▶ ACTIVITY
The answer must reproduce every record exactly, with all pictures omitted.
[Opening DATA FOR THIS TASK section]
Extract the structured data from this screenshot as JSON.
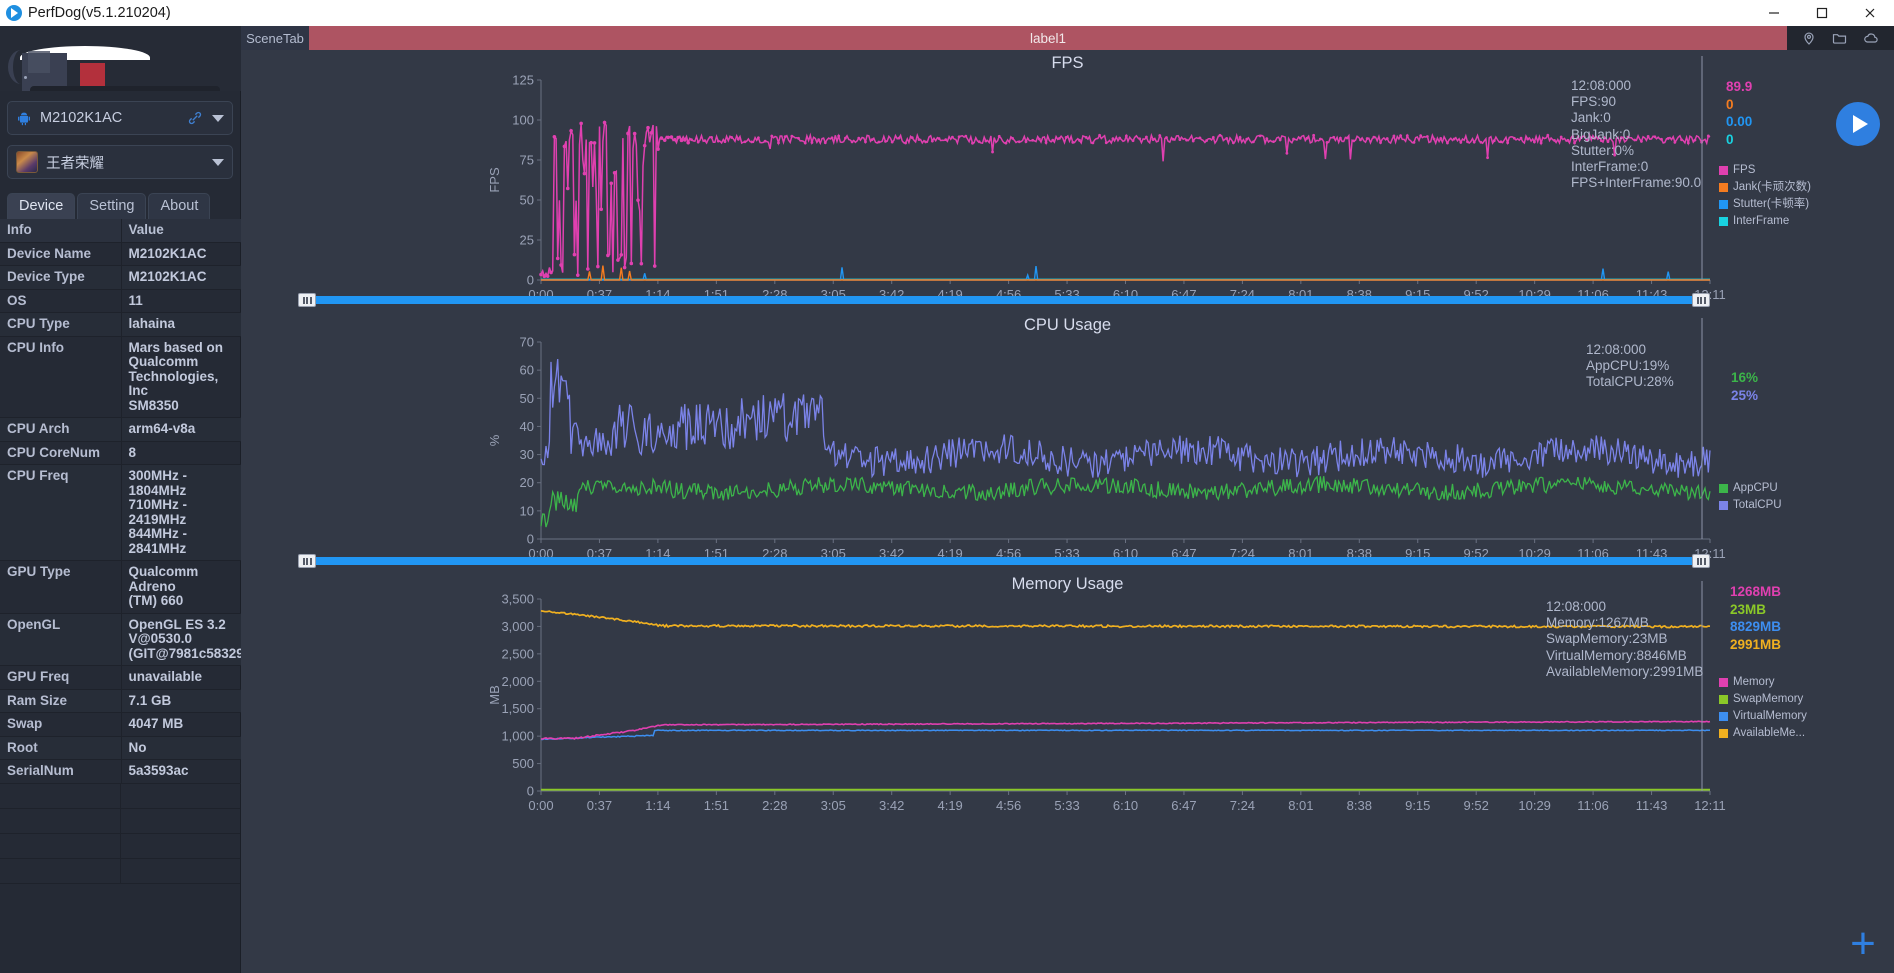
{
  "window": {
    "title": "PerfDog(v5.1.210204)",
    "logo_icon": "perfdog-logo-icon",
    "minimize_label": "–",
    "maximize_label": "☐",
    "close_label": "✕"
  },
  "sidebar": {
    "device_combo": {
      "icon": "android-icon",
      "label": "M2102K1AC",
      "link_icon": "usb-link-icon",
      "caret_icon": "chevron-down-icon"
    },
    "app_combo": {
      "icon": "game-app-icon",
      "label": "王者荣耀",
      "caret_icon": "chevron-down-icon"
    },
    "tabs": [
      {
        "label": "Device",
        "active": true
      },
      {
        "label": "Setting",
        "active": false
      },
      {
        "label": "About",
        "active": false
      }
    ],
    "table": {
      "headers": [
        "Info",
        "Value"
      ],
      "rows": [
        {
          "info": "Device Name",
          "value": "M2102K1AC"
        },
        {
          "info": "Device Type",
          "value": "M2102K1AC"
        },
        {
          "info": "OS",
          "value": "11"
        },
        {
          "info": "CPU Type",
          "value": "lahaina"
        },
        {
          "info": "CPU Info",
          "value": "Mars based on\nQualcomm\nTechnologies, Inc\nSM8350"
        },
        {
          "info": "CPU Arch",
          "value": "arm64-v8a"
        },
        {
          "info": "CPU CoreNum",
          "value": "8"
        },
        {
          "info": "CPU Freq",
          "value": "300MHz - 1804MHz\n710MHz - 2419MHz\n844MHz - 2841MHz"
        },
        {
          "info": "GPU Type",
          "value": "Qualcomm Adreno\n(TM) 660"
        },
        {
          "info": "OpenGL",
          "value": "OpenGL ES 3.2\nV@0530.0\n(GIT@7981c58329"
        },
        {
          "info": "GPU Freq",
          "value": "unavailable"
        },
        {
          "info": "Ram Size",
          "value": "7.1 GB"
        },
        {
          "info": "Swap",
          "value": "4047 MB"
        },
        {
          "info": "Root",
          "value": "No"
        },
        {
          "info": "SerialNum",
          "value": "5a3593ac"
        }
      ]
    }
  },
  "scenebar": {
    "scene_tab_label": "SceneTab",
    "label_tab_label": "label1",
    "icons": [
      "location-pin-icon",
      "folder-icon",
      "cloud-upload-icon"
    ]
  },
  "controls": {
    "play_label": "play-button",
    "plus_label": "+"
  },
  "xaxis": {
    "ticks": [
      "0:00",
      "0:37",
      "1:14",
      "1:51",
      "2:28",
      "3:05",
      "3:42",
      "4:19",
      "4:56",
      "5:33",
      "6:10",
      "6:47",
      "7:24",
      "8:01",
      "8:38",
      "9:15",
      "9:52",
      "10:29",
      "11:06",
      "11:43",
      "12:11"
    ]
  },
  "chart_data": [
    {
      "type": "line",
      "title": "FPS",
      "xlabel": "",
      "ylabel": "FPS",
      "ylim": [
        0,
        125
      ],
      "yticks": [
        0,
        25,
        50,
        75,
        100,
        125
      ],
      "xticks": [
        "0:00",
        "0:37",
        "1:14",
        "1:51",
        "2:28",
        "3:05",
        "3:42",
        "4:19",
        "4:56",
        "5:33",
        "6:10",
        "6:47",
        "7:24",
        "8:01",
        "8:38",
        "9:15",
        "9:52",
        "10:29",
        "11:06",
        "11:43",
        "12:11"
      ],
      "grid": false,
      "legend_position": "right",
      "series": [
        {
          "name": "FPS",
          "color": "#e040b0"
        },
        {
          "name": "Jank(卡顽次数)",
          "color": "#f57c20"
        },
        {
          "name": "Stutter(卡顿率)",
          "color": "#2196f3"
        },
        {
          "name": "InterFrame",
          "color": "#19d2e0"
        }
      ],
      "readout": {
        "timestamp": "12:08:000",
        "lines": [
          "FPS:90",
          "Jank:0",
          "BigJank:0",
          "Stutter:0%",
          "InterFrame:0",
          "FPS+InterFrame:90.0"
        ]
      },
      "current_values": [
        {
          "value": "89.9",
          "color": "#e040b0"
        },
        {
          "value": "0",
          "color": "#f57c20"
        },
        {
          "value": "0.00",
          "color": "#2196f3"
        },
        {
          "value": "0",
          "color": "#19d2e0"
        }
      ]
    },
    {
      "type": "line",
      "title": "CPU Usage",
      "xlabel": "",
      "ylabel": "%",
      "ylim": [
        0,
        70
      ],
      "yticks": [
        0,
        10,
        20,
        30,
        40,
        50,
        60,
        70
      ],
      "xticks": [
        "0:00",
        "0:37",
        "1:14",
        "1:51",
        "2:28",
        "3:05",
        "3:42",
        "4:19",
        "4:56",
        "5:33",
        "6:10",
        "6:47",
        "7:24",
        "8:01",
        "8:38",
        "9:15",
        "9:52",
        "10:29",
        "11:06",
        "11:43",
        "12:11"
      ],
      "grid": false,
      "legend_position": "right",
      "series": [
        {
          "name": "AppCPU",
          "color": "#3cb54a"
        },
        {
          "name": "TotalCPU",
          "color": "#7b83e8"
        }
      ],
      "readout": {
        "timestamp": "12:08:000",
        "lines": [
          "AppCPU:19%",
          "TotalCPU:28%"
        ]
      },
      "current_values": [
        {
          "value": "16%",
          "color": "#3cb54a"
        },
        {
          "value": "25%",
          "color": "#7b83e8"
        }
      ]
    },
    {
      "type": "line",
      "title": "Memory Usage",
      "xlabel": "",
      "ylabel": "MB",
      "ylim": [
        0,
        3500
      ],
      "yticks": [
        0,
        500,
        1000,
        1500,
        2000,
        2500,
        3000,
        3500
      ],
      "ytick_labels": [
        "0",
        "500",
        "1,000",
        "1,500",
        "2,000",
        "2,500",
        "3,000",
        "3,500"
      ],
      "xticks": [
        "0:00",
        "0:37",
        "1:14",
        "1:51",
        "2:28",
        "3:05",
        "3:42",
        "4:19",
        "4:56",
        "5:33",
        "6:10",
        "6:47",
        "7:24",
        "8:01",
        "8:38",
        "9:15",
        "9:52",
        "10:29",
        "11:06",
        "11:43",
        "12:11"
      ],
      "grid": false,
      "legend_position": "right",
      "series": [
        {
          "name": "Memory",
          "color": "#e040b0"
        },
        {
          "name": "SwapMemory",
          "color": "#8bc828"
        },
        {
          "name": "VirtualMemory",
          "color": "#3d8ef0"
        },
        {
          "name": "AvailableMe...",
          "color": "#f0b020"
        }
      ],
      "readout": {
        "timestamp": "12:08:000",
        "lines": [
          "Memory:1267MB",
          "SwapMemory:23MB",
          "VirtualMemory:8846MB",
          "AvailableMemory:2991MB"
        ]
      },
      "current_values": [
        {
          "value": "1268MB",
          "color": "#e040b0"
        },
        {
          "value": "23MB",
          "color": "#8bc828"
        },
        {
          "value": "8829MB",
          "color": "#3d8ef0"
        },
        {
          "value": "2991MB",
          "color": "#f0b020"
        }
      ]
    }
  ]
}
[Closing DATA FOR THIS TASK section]
▶ EXERCISE ANSWER
Extract the structured data from this screenshot as JSON.
{
  "window": {
    "title": "PerfDog(v5.1.210204)",
    "logo_icon": "perfdog-logo-icon",
    "minimize_label": "–",
    "maximize_label": "☐",
    "close_label": "✕"
  },
  "sidebar": {
    "device_combo": {
      "icon": "android-icon",
      "label": "M2102K1AC",
      "link_icon": "usb-link-icon",
      "caret_icon": "chevron-down-icon"
    },
    "app_combo": {
      "icon": "game-app-icon",
      "label": "王者荣耀",
      "caret_icon": "chevron-down-icon"
    },
    "tabs": [
      {
        "label": "Device",
        "active": true
      },
      {
        "label": "Setting",
        "active": false
      },
      {
        "label": "About",
        "active": false
      }
    ],
    "table": {
      "headers": [
        "Info",
        "Value"
      ],
      "rows": [
        {
          "info": "Device Name",
          "value": "M2102K1AC"
        },
        {
          "info": "Device Type",
          "value": "M2102K1AC"
        },
        {
          "info": "OS",
          "value": "11"
        },
        {
          "info": "CPU Type",
          "value": "lahaina"
        },
        {
          "info": "CPU Info",
          "value": "Mars based on\nQualcomm\nTechnologies, Inc\nSM8350"
        },
        {
          "info": "CPU Arch",
          "value": "arm64-v8a"
        },
        {
          "info": "CPU CoreNum",
          "value": "8"
        },
        {
          "info": "CPU Freq",
          "value": "300MHz - 1804MHz\n710MHz - 2419MHz\n844MHz - 2841MHz"
        },
        {
          "info": "GPU Type",
          "value": "Qualcomm Adreno\n(TM) 660"
        },
        {
          "info": "OpenGL",
          "value": "OpenGL ES 3.2\nV@0530.0\n(GIT@7981c58329"
        },
        {
          "info": "GPU Freq",
          "value": "unavailable"
        },
        {
          "info": "Ram Size",
          "value": "7.1 GB"
        },
        {
          "info": "Swap",
          "value": "4047 MB"
        },
        {
          "info": "Root",
          "value": "No"
        },
        {
          "info": "SerialNum",
          "value": "5a3593ac"
        }
      ]
    }
  },
  "scenebar": {
    "scene_tab_label": "SceneTab",
    "label_tab_label": "label1",
    "icons": [
      "location-pin-icon",
      "folder-icon",
      "cloud-upload-icon"
    ]
  },
  "controls": {
    "play_label": "play-button",
    "plus_label": "+"
  },
  "xaxis": {
    "ticks": [
      "0:00",
      "0:37",
      "1:14",
      "1:51",
      "2:28",
      "3:05",
      "3:42",
      "4:19",
      "4:56",
      "5:33",
      "6:10",
      "6:47",
      "7:24",
      "8:01",
      "8:38",
      "9:15",
      "9:52",
      "10:29",
      "11:06",
      "11:43",
      "12:11"
    ]
  },
  "chart_data": [
    {
      "type": "line",
      "title": "FPS",
      "xlabel": "",
      "ylabel": "FPS",
      "ylim": [
        0,
        125
      ],
      "yticks": [
        0,
        25,
        50,
        75,
        100,
        125
      ],
      "xticks": [
        "0:00",
        "0:37",
        "1:14",
        "1:51",
        "2:28",
        "3:05",
        "3:42",
        "4:19",
        "4:56",
        "5:33",
        "6:10",
        "6:47",
        "7:24",
        "8:01",
        "8:38",
        "9:15",
        "9:52",
        "10:29",
        "11:06",
        "11:43",
        "12:11"
      ],
      "grid": false,
      "legend_position": "right",
      "series": [
        {
          "name": "FPS",
          "color": "#e040b0"
        },
        {
          "name": "Jank(卡顽次数)",
          "color": "#f57c20"
        },
        {
          "name": "Stutter(卡顿率)",
          "color": "#2196f3"
        },
        {
          "name": "InterFrame",
          "color": "#19d2e0"
        }
      ],
      "readout": {
        "timestamp": "12:08:000",
        "lines": [
          "FPS:90",
          "Jank:0",
          "BigJank:0",
          "Stutter:0%",
          "InterFrame:0",
          "FPS+InterFrame:90.0"
        ]
      },
      "current_values": [
        {
          "value": "89.9",
          "color": "#e040b0"
        },
        {
          "value": "0",
          "color": "#f57c20"
        },
        {
          "value": "0.00",
          "color": "#2196f3"
        },
        {
          "value": "0",
          "color": "#19d2e0"
        }
      ]
    },
    {
      "type": "line",
      "title": "CPU Usage",
      "xlabel": "",
      "ylabel": "%",
      "ylim": [
        0,
        70
      ],
      "yticks": [
        0,
        10,
        20,
        30,
        40,
        50,
        60,
        70
      ],
      "xticks": [
        "0:00",
        "0:37",
        "1:14",
        "1:51",
        "2:28",
        "3:05",
        "3:42",
        "4:19",
        "4:56",
        "5:33",
        "6:10",
        "6:47",
        "7:24",
        "8:01",
        "8:38",
        "9:15",
        "9:52",
        "10:29",
        "11:06",
        "11:43",
        "12:11"
      ],
      "grid": false,
      "legend_position": "right",
      "series": [
        {
          "name": "AppCPU",
          "color": "#3cb54a"
        },
        {
          "name": "TotalCPU",
          "color": "#7b83e8"
        }
      ],
      "readout": {
        "timestamp": "12:08:000",
        "lines": [
          "AppCPU:19%",
          "TotalCPU:28%"
        ]
      },
      "current_values": [
        {
          "value": "16%",
          "color": "#3cb54a"
        },
        {
          "value": "25%",
          "color": "#7b83e8"
        }
      ]
    },
    {
      "type": "line",
      "title": "Memory Usage",
      "xlabel": "",
      "ylabel": "MB",
      "ylim": [
        0,
        3500
      ],
      "yticks": [
        0,
        500,
        1000,
        1500,
        2000,
        2500,
        3000,
        3500
      ],
      "ytick_labels": [
        "0",
        "500",
        "1,000",
        "1,500",
        "2,000",
        "2,500",
        "3,000",
        "3,500"
      ],
      "xticks": [
        "0:00",
        "0:37",
        "1:14",
        "1:51",
        "2:28",
        "3:05",
        "3:42",
        "4:19",
        "4:56",
        "5:33",
        "6:10",
        "6:47",
        "7:24",
        "8:01",
        "8:38",
        "9:15",
        "9:52",
        "10:29",
        "11:06",
        "11:43",
        "12:11"
      ],
      "grid": false,
      "legend_position": "right",
      "series": [
        {
          "name": "Memory",
          "color": "#e040b0"
        },
        {
          "name": "SwapMemory",
          "color": "#8bc828"
        },
        {
          "name": "VirtualMemory",
          "color": "#3d8ef0"
        },
        {
          "name": "AvailableMe...",
          "color": "#f0b020"
        }
      ],
      "readout": {
        "timestamp": "12:08:000",
        "lines": [
          "Memory:1267MB",
          "SwapMemory:23MB",
          "VirtualMemory:8846MB",
          "AvailableMemory:2991MB"
        ]
      },
      "current_values": [
        {
          "value": "1268MB",
          "color": "#e040b0"
        },
        {
          "value": "23MB",
          "color": "#8bc828"
        },
        {
          "value": "8829MB",
          "color": "#3d8ef0"
        },
        {
          "value": "2991MB",
          "color": "#f0b020"
        }
      ]
    }
  ]
}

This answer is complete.